• [About this exercise]: Omit the pictures, please, and give each record below again exactly.
*** Opening Data ***
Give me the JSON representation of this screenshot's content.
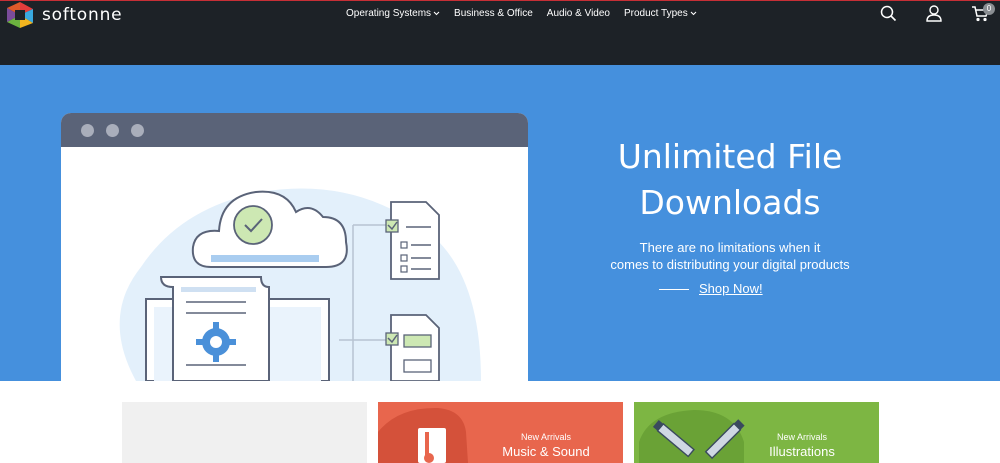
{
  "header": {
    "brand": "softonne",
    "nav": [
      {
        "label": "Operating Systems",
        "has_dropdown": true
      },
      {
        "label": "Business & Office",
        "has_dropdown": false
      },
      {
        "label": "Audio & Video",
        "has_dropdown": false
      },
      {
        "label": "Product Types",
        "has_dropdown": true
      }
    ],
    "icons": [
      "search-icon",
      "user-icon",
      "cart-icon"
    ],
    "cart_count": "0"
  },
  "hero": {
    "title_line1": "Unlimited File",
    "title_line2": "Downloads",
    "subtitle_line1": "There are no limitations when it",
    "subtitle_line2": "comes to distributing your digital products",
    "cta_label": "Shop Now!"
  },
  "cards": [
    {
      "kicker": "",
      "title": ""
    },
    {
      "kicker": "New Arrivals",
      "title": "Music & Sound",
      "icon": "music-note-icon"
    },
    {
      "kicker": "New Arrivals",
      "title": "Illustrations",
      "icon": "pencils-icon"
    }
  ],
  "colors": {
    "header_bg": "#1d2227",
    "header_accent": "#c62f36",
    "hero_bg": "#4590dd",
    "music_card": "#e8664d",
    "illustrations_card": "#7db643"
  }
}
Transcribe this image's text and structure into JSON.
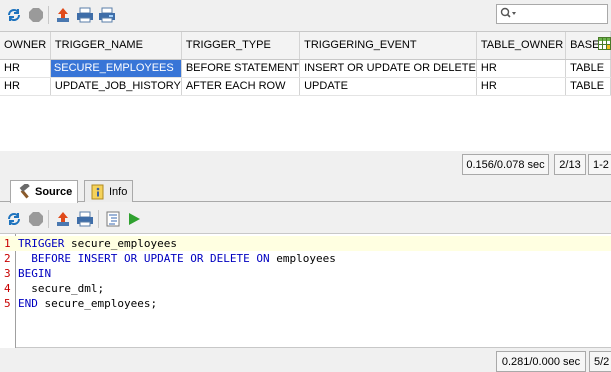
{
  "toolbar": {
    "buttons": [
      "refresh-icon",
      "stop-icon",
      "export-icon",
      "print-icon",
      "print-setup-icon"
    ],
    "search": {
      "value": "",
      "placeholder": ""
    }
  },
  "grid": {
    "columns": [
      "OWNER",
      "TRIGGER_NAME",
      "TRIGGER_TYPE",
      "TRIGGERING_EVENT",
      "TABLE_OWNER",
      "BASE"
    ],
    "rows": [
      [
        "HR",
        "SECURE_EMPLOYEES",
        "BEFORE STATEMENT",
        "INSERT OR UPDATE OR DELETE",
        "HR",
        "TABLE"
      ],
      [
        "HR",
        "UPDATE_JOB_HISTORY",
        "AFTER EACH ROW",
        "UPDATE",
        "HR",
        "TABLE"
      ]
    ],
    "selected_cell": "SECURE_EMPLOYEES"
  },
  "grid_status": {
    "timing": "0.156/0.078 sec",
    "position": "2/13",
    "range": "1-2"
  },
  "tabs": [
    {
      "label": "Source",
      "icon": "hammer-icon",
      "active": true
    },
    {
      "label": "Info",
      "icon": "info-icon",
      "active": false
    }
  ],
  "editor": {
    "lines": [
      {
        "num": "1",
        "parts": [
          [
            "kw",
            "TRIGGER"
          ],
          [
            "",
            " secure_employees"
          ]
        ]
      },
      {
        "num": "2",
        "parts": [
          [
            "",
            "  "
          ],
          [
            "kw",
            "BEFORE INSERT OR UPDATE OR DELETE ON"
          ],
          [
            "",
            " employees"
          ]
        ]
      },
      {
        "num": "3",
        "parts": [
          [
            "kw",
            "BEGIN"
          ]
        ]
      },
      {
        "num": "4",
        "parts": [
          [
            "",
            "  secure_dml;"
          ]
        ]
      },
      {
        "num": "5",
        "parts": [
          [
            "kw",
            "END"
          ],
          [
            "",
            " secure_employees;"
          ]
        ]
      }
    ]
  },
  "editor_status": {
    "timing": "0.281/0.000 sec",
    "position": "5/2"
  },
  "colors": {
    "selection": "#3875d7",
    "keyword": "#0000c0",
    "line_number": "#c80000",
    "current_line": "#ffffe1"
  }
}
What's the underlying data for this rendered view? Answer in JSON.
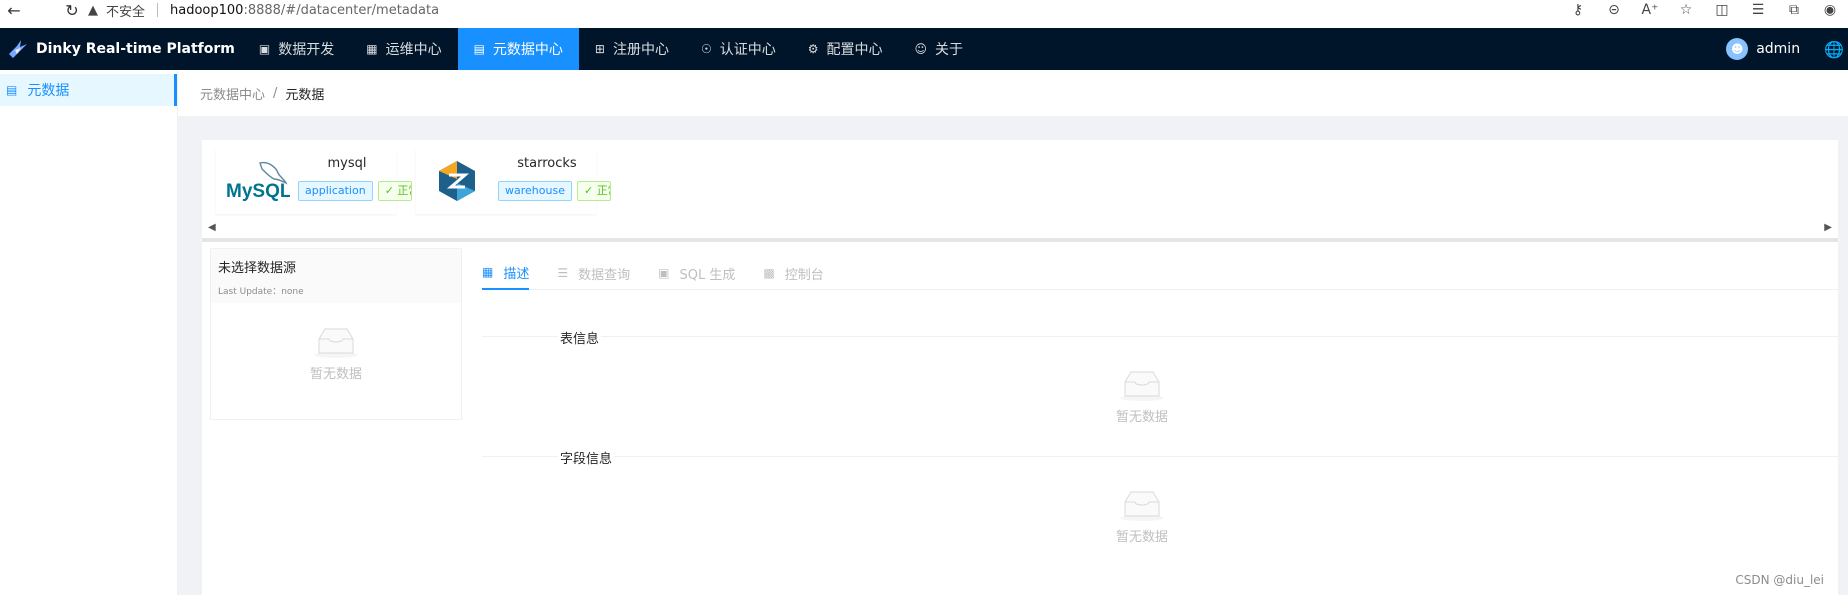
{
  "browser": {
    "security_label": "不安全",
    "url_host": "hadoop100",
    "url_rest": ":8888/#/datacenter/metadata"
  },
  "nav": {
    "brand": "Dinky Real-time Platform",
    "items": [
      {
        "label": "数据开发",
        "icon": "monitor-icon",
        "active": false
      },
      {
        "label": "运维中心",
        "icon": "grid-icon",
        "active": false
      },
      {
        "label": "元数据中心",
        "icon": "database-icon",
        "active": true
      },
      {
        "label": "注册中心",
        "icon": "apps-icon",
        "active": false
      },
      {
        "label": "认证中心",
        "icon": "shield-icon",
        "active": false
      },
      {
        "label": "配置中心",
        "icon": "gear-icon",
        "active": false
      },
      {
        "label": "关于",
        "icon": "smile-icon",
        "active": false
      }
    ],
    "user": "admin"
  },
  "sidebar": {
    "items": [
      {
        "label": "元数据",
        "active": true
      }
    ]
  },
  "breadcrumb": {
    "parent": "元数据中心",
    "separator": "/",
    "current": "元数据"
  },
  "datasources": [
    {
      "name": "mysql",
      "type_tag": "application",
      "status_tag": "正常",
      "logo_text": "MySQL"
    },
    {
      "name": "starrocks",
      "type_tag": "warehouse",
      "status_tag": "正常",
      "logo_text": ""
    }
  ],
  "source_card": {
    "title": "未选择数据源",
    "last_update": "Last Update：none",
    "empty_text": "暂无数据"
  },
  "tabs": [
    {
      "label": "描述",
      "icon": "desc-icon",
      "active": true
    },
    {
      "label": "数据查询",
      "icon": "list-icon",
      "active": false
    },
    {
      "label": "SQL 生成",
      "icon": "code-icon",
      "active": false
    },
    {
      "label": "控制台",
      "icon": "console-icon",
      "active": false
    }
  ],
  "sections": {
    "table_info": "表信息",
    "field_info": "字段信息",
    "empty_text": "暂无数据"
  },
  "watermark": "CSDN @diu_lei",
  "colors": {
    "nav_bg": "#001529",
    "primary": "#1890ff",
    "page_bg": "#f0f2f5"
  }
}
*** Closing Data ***
• [Response to the exercise]:
Give me the JSON representation of this screenshot's content.
{
  "header": {
    "brand": "softonne",
    "nav": [
      {
        "label": "Operating Systems",
        "has_dropdown": true
      },
      {
        "label": "Business & Office",
        "has_dropdown": false
      },
      {
        "label": "Audio & Video",
        "has_dropdown": false
      },
      {
        "label": "Product Types",
        "has_dropdown": true
      }
    ],
    "icons": [
      "search-icon",
      "user-icon",
      "cart-icon"
    ],
    "cart_count": "0"
  },
  "hero": {
    "title_line1": "Unlimited File",
    "title_line2": "Downloads",
    "subtitle_line1": "There are no limitations when it",
    "subtitle_line2": "comes to distributing your digital products",
    "cta_label": "Shop Now!"
  },
  "cards": [
    {
      "kicker": "",
      "title": ""
    },
    {
      "kicker": "New Arrivals",
      "title": "Music & Sound",
      "icon": "music-note-icon"
    },
    {
      "kicker": "New Arrivals",
      "title": "Illustrations",
      "icon": "pencils-icon"
    }
  ],
  "colors": {
    "header_bg": "#1d2227",
    "header_accent": "#c62f36",
    "hero_bg": "#4590dd",
    "music_card": "#e8664d",
    "illustrations_card": "#7db643"
  }
}
Transcribe this image's text and structure into JSON.
{
  "toolbar": {
    "buttons": [
      "refresh-icon",
      "stop-icon",
      "export-icon",
      "print-icon",
      "print-setup-icon"
    ],
    "search": {
      "value": "",
      "placeholder": ""
    }
  },
  "grid": {
    "columns": [
      "OWNER",
      "TRIGGER_NAME",
      "TRIGGER_TYPE",
      "TRIGGERING_EVENT",
      "TABLE_OWNER",
      "BASE"
    ],
    "rows": [
      [
        "HR",
        "SECURE_EMPLOYEES",
        "BEFORE STATEMENT",
        "INSERT OR UPDATE OR DELETE",
        "HR",
        "TABLE"
      ],
      [
        "HR",
        "UPDATE_JOB_HISTORY",
        "AFTER EACH ROW",
        "UPDATE",
        "HR",
        "TABLE"
      ]
    ],
    "selected_cell": "SECURE_EMPLOYEES"
  },
  "grid_status": {
    "timing": "0.156/0.078 sec",
    "position": "2/13",
    "range": "1-2"
  },
  "tabs": [
    {
      "label": "Source",
      "icon": "hammer-icon",
      "active": true
    },
    {
      "label": "Info",
      "icon": "info-icon",
      "active": false
    }
  ],
  "editor": {
    "lines": [
      {
        "num": "1",
        "parts": [
          [
            "kw",
            "TRIGGER"
          ],
          [
            "",
            " secure_employees"
          ]
        ]
      },
      {
        "num": "2",
        "parts": [
          [
            "",
            "  "
          ],
          [
            "kw",
            "BEFORE INSERT OR UPDATE OR DELETE ON"
          ],
          [
            "",
            " employees"
          ]
        ]
      },
      {
        "num": "3",
        "parts": [
          [
            "kw",
            "BEGIN"
          ]
        ]
      },
      {
        "num": "4",
        "parts": [
          [
            "",
            "  secure_dml;"
          ]
        ]
      },
      {
        "num": "5",
        "parts": [
          [
            "kw",
            "END"
          ],
          [
            "",
            " secure_employees;"
          ]
        ]
      }
    ]
  },
  "editor_status": {
    "timing": "0.281/0.000 sec",
    "position": "5/2"
  },
  "colors": {
    "selection": "#3875d7",
    "keyword": "#0000c0",
    "line_number": "#c80000",
    "current_line": "#ffffe1"
  }
}
What's the underlying data for this rendered view? Answer in JSON.
{
  "browser": {
    "security_label": "不安全",
    "url_host": "hadoop100",
    "url_rest": ":8888/#/datacenter/metadata"
  },
  "nav": {
    "brand": "Dinky Real-time Platform",
    "items": [
      {
        "label": "数据开发",
        "icon": "monitor-icon",
        "active": false
      },
      {
        "label": "运维中心",
        "icon": "grid-icon",
        "active": false
      },
      {
        "label": "元数据中心",
        "icon": "database-icon",
        "active": true
      },
      {
        "label": "注册中心",
        "icon": "apps-icon",
        "active": false
      },
      {
        "label": "认证中心",
        "icon": "shield-icon",
        "active": false
      },
      {
        "label": "配置中心",
        "icon": "gear-icon",
        "active": false
      },
      {
        "label": "关于",
        "icon": "smile-icon",
        "active": false
      }
    ],
    "user": "admin"
  },
  "sidebar": {
    "items": [
      {
        "label": "元数据",
        "active": true
      }
    ]
  },
  "breadcrumb": {
    "parent": "元数据中心",
    "separator": "/",
    "current": "元数据"
  },
  "datasources": [
    {
      "name": "mysql",
      "type_tag": "application",
      "status_tag": "正常",
      "logo_text": "MySQL"
    },
    {
      "name": "starrocks",
      "type_tag": "warehouse",
      "status_tag": "正常",
      "logo_text": ""
    }
  ],
  "source_card": {
    "title": "未选择数据源",
    "last_update": "Last Update：none",
    "empty_text": "暂无数据"
  },
  "tabs": [
    {
      "label": "描述",
      "icon": "desc-icon",
      "active": true
    },
    {
      "label": "数据查询",
      "icon": "list-icon",
      "active": false
    },
    {
      "label": "SQL 生成",
      "icon": "code-icon",
      "active": false
    },
    {
      "label": "控制台",
      "icon": "console-icon",
      "active": false
    }
  ],
  "sections": {
    "table_info": "表信息",
    "field_info": "字段信息",
    "empty_text": "暂无数据"
  },
  "watermark": "CSDN @diu_lei",
  "colors": {
    "nav_bg": "#001529",
    "primary": "#1890ff",
    "page_bg": "#f0f2f5"
  }
}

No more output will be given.